··· DATA FOR REVIEW ···

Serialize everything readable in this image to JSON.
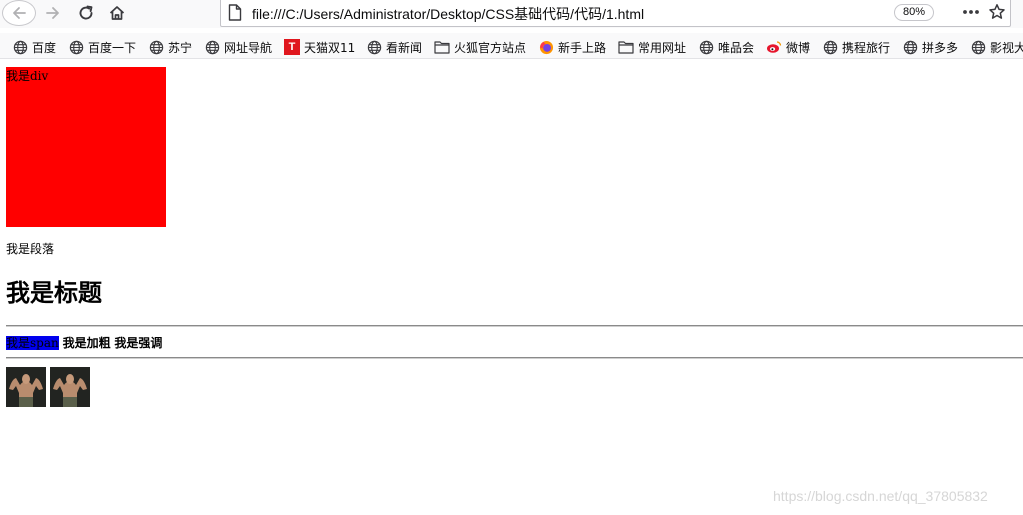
{
  "browser": {
    "url": "file:///C:/Users/Administrator/Desktop/CSS基础代码/代码/1.html",
    "zoom": "80%"
  },
  "bookmarks": [
    {
      "label": "百度",
      "icon": "globe-icon"
    },
    {
      "label": "百度一下",
      "icon": "globe-icon"
    },
    {
      "label": "苏宁",
      "icon": "globe-icon"
    },
    {
      "label": "网址导航",
      "icon": "globe-icon"
    },
    {
      "label": "天猫双11",
      "icon": "tmall-icon",
      "icon_text": "T",
      "color": "#e0171e"
    },
    {
      "label": "看新闻",
      "icon": "globe-icon"
    },
    {
      "label": "火狐官方站点",
      "icon": "folder-icon"
    },
    {
      "label": "新手上路",
      "icon": "firefox-icon"
    },
    {
      "label": "常用网址",
      "icon": "folder-icon"
    },
    {
      "label": "唯品会",
      "icon": "globe-icon"
    },
    {
      "label": "微博",
      "icon": "weibo-icon"
    },
    {
      "label": "携程旅行",
      "icon": "globe-icon"
    },
    {
      "label": "拼多多",
      "icon": "globe-icon"
    },
    {
      "label": "影视大",
      "icon": "globe-icon"
    }
  ],
  "page": {
    "div_text": "我是div",
    "div_color": "#ff0000",
    "paragraph": "我是段落",
    "heading": "我是标题",
    "span_text": "我是span",
    "span_color": "#0000ee",
    "bold_text": "我是加粗",
    "strong_text": "我是强调",
    "image_count": 2
  },
  "watermark": "https://blog.csdn.net/qq_37805832"
}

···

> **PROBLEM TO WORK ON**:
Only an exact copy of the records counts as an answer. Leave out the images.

> **RESPONSE TO THIS EXERCISE**:
Serialize everything readable in this image to JSON.
{
  "browser": {
    "url": "file:///C:/Users/Administrator/Desktop/CSS基础代码/代码/1.html",
    "zoom": "80%"
  },
  "bookmarks": [
    {
      "label": "百度",
      "icon": "globe-icon"
    },
    {
      "label": "百度一下",
      "icon": "globe-icon"
    },
    {
      "label": "苏宁",
      "icon": "globe-icon"
    },
    {
      "label": "网址导航",
      "icon": "globe-icon"
    },
    {
      "label": "天猫双11",
      "icon": "tmall-icon",
      "icon_text": "T",
      "color": "#e0171e"
    },
    {
      "label": "看新闻",
      "icon": "globe-icon"
    },
    {
      "label": "火狐官方站点",
      "icon": "folder-icon"
    },
    {
      "label": "新手上路",
      "icon": "firefox-icon"
    },
    {
      "label": "常用网址",
      "icon": "folder-icon"
    },
    {
      "label": "唯品会",
      "icon": "globe-icon"
    },
    {
      "label": "微博",
      "icon": "weibo-icon"
    },
    {
      "label": "携程旅行",
      "icon": "globe-icon"
    },
    {
      "label": "拼多多",
      "icon": "globe-icon"
    },
    {
      "label": "影视大",
      "icon": "globe-icon"
    }
  ],
  "page": {
    "div_text": "我是div",
    "div_color": "#ff0000",
    "paragraph": "我是段落",
    "heading": "我是标题",
    "span_text": "我是span",
    "span_color": "#0000ee",
    "bold_text": "我是加粗",
    "strong_text": "我是强调",
    "image_count": 2
  },
  "watermark": "https://blog.csdn.net/qq_37805832"
}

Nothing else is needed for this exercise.